Some of the popular toys are being counterfeited entirely, but it happens more often that protected trademarks are being misused (counterfeited) in order to mark counterfeit toys that are not produced or authorized by a trademark holder in a licence agreement at all. Such products are often copied and sold under a trademark very similar to the original one (e.g. by replacing one letter only, a part of a drawing or the main character).
Apart from incurring damage to the manufacturer or the trademark holder of a genuine product by such counterfeiting, the use of counterfeit toys poses a substantial health risk. The toy industry stipulates high standards of quality and safety and their observance is subject to an arranged control system. As opposed hereto, considering the fact that there is no control when manufacturing and placing counterfeit products on the market, it is not only the quality of products that is questionable, but also their safety as to the children’s health and lives.

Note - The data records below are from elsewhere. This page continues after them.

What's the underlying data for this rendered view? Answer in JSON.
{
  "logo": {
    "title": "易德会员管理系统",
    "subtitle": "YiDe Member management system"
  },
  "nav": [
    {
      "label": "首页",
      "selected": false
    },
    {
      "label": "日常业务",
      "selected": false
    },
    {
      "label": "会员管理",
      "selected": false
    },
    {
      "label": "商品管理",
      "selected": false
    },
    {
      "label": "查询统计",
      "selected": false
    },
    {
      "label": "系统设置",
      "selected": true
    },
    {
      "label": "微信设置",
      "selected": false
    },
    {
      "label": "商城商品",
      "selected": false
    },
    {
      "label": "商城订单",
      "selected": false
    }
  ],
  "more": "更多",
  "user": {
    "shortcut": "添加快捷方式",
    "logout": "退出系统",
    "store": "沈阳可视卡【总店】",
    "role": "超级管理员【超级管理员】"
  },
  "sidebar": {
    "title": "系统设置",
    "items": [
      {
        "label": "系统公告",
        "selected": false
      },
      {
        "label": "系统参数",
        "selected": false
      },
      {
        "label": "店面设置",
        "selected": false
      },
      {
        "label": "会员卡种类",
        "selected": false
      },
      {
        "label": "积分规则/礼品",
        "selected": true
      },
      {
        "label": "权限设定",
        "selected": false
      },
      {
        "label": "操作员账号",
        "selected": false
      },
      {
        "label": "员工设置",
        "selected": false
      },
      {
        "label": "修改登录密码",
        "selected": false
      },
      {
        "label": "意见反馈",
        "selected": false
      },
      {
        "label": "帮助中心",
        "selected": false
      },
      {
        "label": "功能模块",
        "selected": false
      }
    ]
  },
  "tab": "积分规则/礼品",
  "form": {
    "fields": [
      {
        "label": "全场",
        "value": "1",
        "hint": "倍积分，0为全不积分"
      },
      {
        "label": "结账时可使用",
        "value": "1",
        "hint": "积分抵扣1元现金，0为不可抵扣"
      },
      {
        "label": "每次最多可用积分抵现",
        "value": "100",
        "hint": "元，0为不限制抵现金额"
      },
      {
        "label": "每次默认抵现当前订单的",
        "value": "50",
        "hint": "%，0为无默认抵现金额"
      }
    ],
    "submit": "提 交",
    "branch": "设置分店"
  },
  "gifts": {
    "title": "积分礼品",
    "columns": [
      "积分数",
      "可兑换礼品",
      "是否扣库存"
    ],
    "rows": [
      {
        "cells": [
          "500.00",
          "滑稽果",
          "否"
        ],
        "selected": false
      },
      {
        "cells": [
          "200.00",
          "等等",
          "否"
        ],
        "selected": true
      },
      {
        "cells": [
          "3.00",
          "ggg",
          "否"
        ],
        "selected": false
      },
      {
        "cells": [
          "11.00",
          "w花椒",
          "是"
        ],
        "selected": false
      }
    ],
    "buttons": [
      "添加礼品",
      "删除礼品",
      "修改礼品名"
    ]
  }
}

It is often that forbidden raw material is used in the production of counterfeit toys, such as azo- dyestuffs, phthalates and other hazardous chemicals proven to be harmful to human health, and used by counterfeiters because of their significantly lower prices and broad availability on the markets producing counterfeits.
Based on the public studies conducted, it is estimated for counterfeits to account for 12 percent of the total toy market in Europe. The main countries producing counterfeit toys are China and Turkey.